Pope Francis calls Notre Dame an “architectural gem of a collective memory.” Why is it important for architects and other professionals to collaborate on this project?

It’s a wake-up call and important for all involved to consider whether it will be rebuilt as a shell or as something that honors God. Depending on what the church means to the people most instrumental in the design, it could be rebuilt like a museum or like a church. If they build it like a museum, yes, it’s an absolutely beautiful building, a great feat of architecture, engineering, and design working together. But to me, it means more. Paris has to decide: Where’s your soul? Where’s your ego? If Notre Dame is the soul of Paris, it’s burning.

The French president plans for the restoration to be done in five years, in time for the 2024 Summer Olympics. Does it seem feasible?

I admire his optimism. I hope it’s more in the spirit of God, not ego. As an architect, I know it will take a long time to uncover the expertise needed, especially if they want to restore the original. Something could be done in five years if they plan well. Upfront planning takes time and requires finding the right team, historical architects, researchers, and craftspeople.

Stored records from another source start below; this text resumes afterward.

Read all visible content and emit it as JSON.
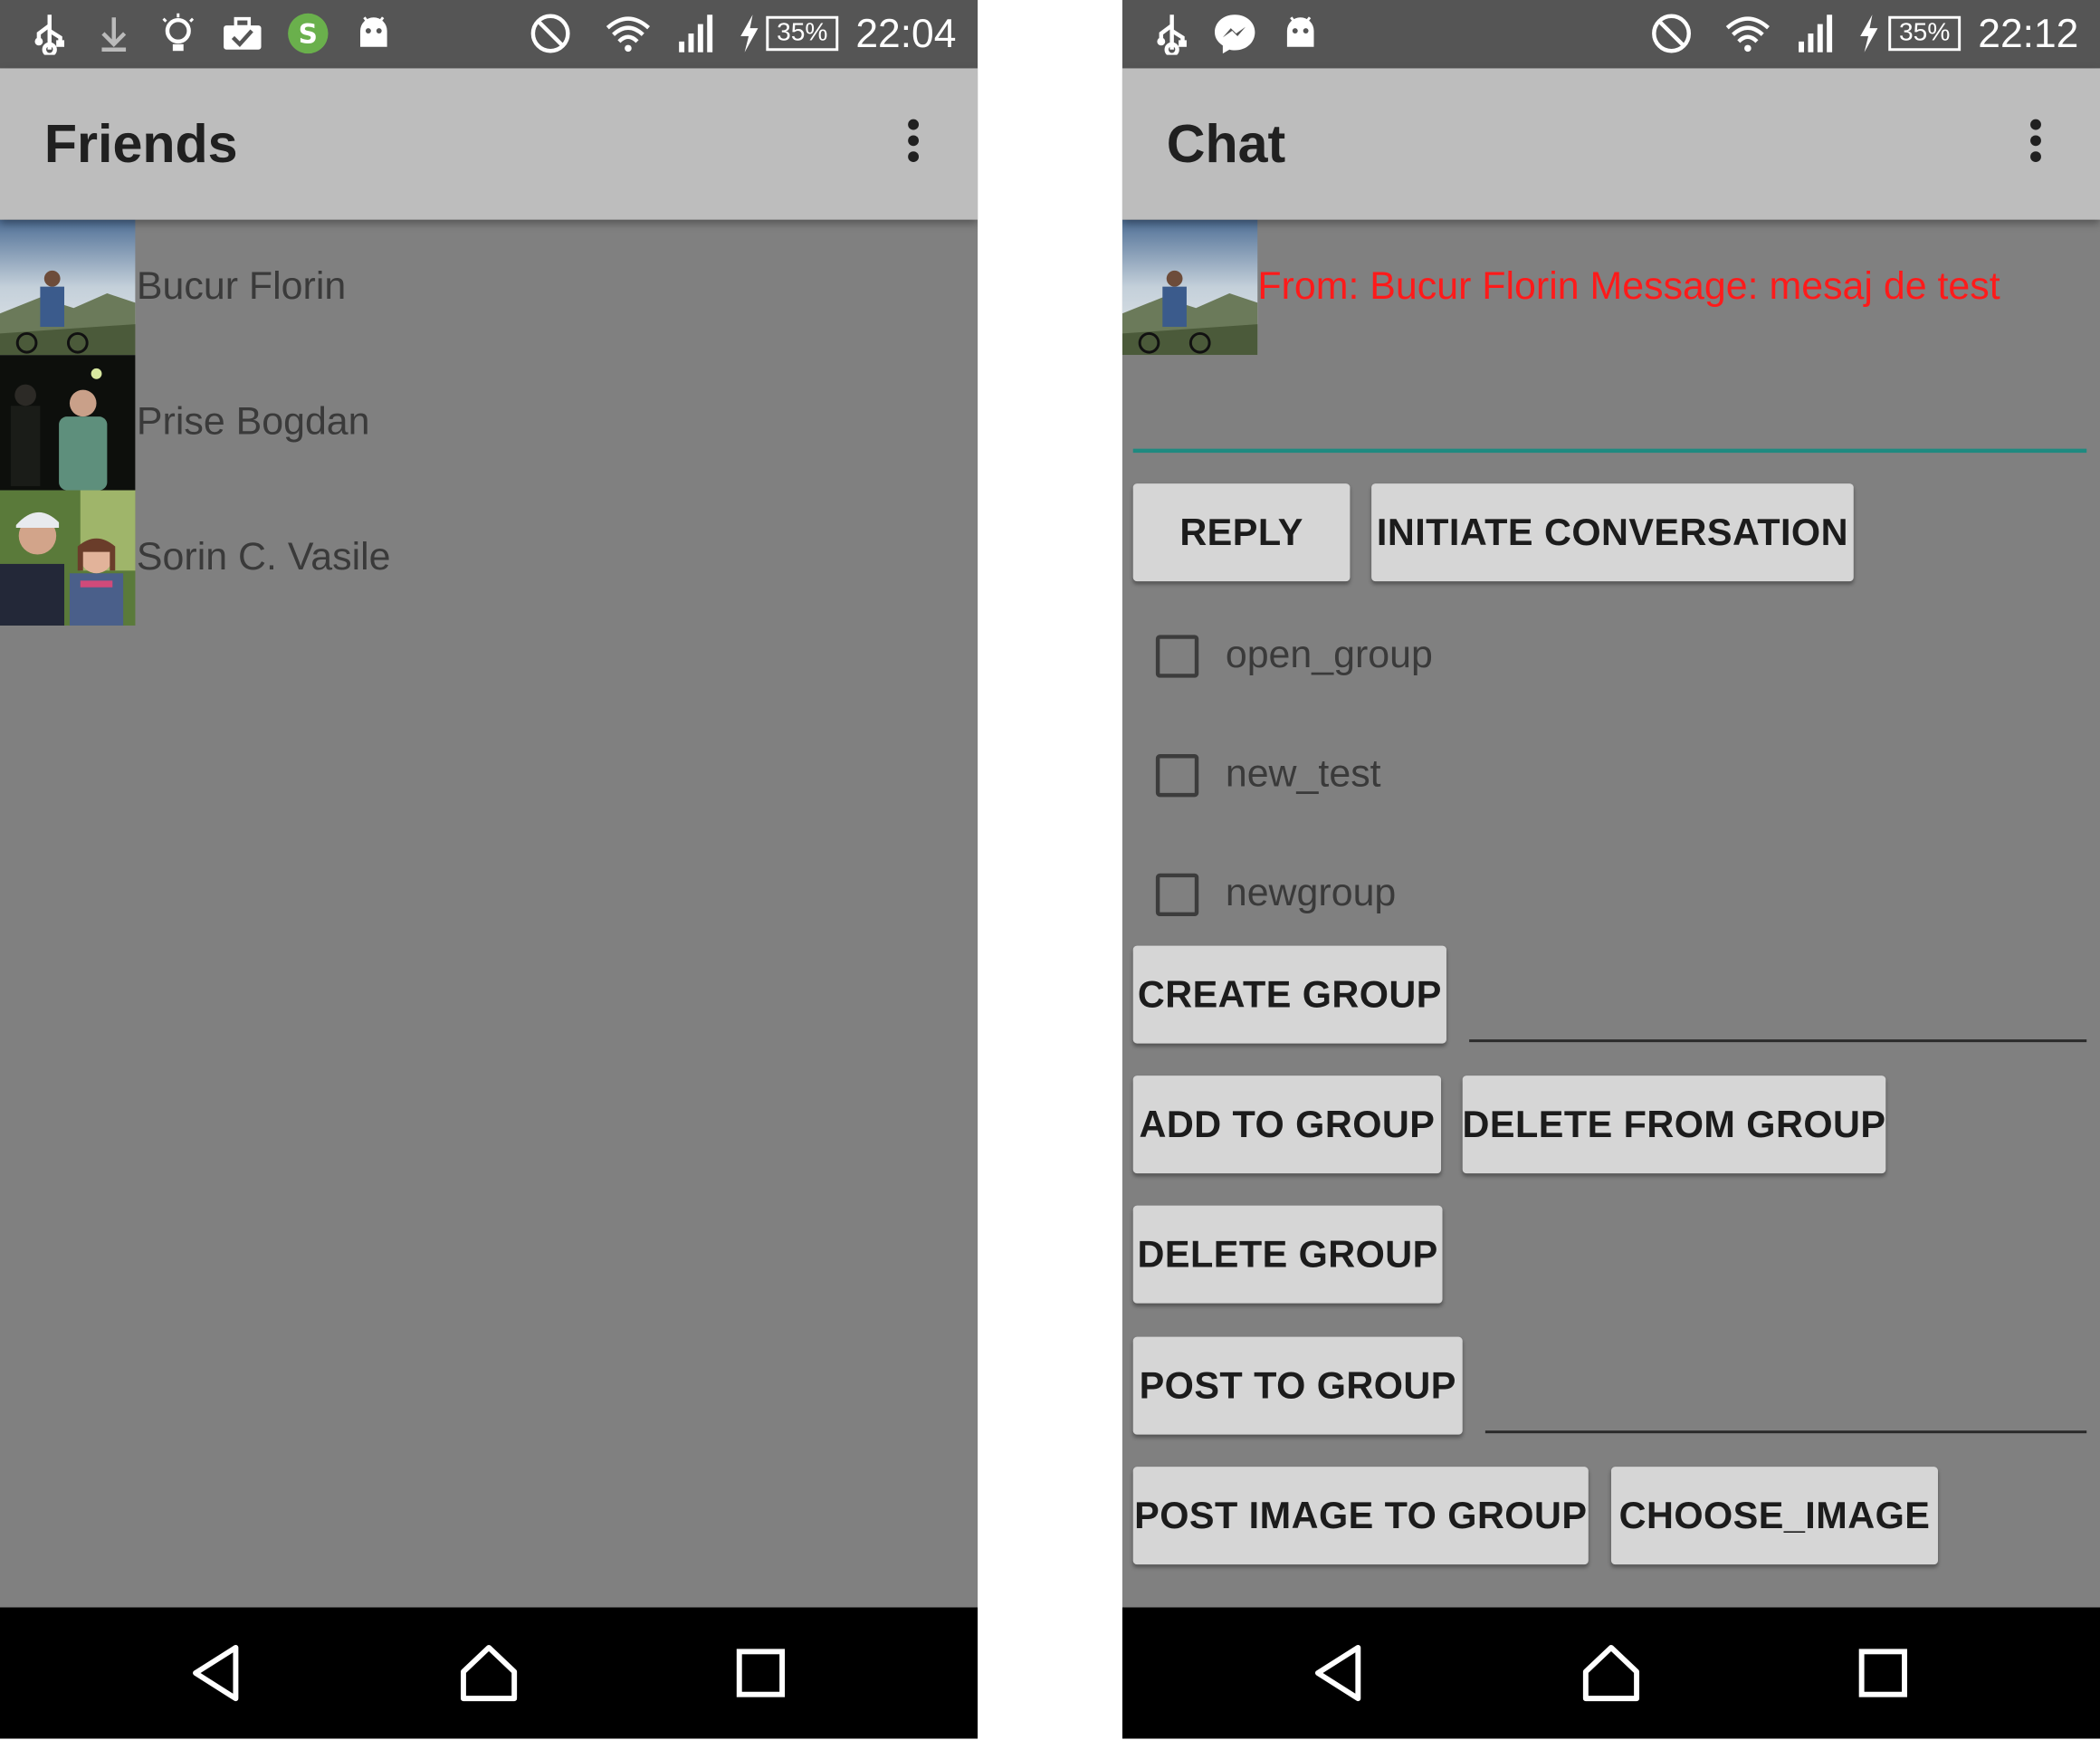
{
  "left_screen": {
    "status": {
      "time": "22:04",
      "battery": "35%",
      "icons": [
        "usb-icon",
        "download-icon",
        "bulb-icon",
        "briefcase-check-icon",
        "shazam-icon",
        "android-icon",
        "block-icon",
        "wifi-icon",
        "signal-icon",
        "charging-icon"
      ]
    },
    "appbar": {
      "title": "Friends",
      "menu_icon": "more-vert-icon"
    },
    "friends": [
      {
        "name": "Bucur Florin"
      },
      {
        "name": "Prise Bogdan"
      },
      {
        "name": "Sorin C. Vasile"
      }
    ],
    "nav": [
      "back-icon",
      "home-icon",
      "recents-icon"
    ]
  },
  "right_screen": {
    "status": {
      "time": "22:12",
      "battery": "35%",
      "icons": [
        "usb-icon",
        "messenger-icon",
        "android-icon",
        "block-icon",
        "wifi-icon",
        "signal-icon",
        "charging-icon"
      ]
    },
    "appbar": {
      "title": "Chat",
      "menu_icon": "more-vert-icon"
    },
    "message": {
      "text": "From: Bucur Florin Message: mesaj de test"
    },
    "buttons": {
      "reply": "REPLY",
      "initiate": "INITIATE CONVERSATION",
      "create_group": "CREATE GROUP",
      "add_to_group": "ADD TO GROUP",
      "delete_from_group": "DELETE FROM GROUP",
      "delete_group": "DELETE GROUP",
      "post_to_group": "POST TO GROUP",
      "post_image_to_group": "POST IMAGE TO GROUP",
      "choose_image": "CHOOSE_IMAGE"
    },
    "groups": [
      {
        "label": "open_group",
        "checked": false
      },
      {
        "label": "new_test",
        "checked": false
      },
      {
        "label": "newgroup",
        "checked": false
      }
    ],
    "nav": [
      "back-icon",
      "home-icon",
      "recents-icon"
    ]
  },
  "colors": {
    "content_bg": "#808080",
    "appbar_bg": "#bdbdbd",
    "statusbar_bg": "#555555",
    "message_text": "#ff1a1a",
    "edit_focus": "#1f8a80",
    "button_bg": "#d6d6d6"
  }
}
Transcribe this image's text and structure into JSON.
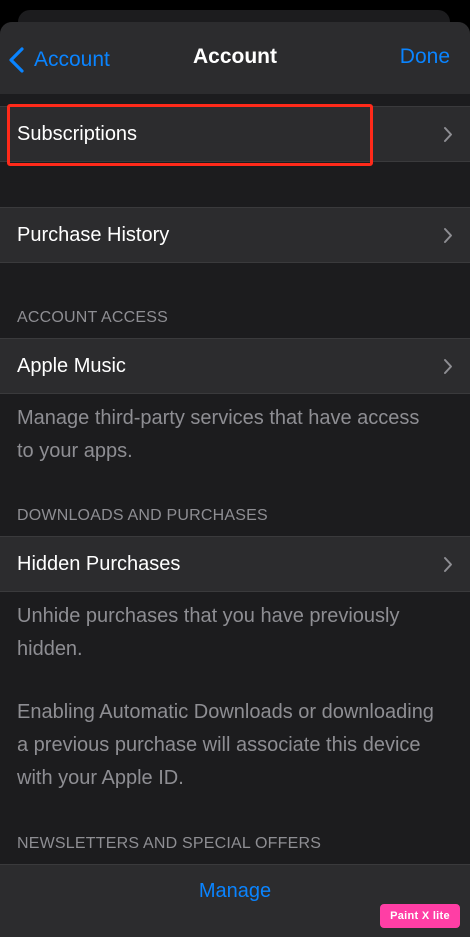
{
  "nav": {
    "back_label": "Account",
    "title": "Account",
    "done_label": "Done"
  },
  "rows": {
    "subscriptions": "Subscriptions",
    "purchase_history": "Purchase History",
    "apple_music": "Apple Music",
    "hidden_purchases": "Hidden Purchases"
  },
  "sections": {
    "account_access": "ACCOUNT ACCESS",
    "downloads_purchases": "DOWNLOADS AND PURCHASES",
    "newsletters": "NEWSLETTERS AND SPECIAL OFFERS"
  },
  "footnotes": {
    "apple_music": "Manage third-party services that have access to your apps.",
    "hidden_purchases": "Unhide purchases that you have previously hidden.",
    "auto_downloads": "Enabling Automatic Downloads or downloading a previous purchase will associate this device with your Apple ID."
  },
  "manage_label": "Manage",
  "watermark": "Paint X lite",
  "colors": {
    "accent": "#0a84ff",
    "highlight": "#ff2a1a"
  },
  "icons": {
    "back": "chevron-left-icon",
    "disclosure": "chevron-right-icon"
  }
}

Millions of dollars are pouring in from UNESCO and other donors. What does all this aid and attention symbolize?

I see it as a sign of these people being gracious and acting from their heart. But you’re going to need more than millions. This is a very expensive project requiring extreme specialties.

The cathedral has endured riots, wars, and revolutions. How does this event contribute to its story?

The building is a symbol, just like the Eiffel Tower. We will see in the restoration how Paris expresses its core values to the world — what it means to be Parisian, French, or Catholic. Perspective down the road depends on how Paris responds today: Where’s your soul, in a museum or a church?

About the author

Sienna Mae Heath

Sienna Mae Heath is a writer for Architect News. She helps architects and designers find their voice.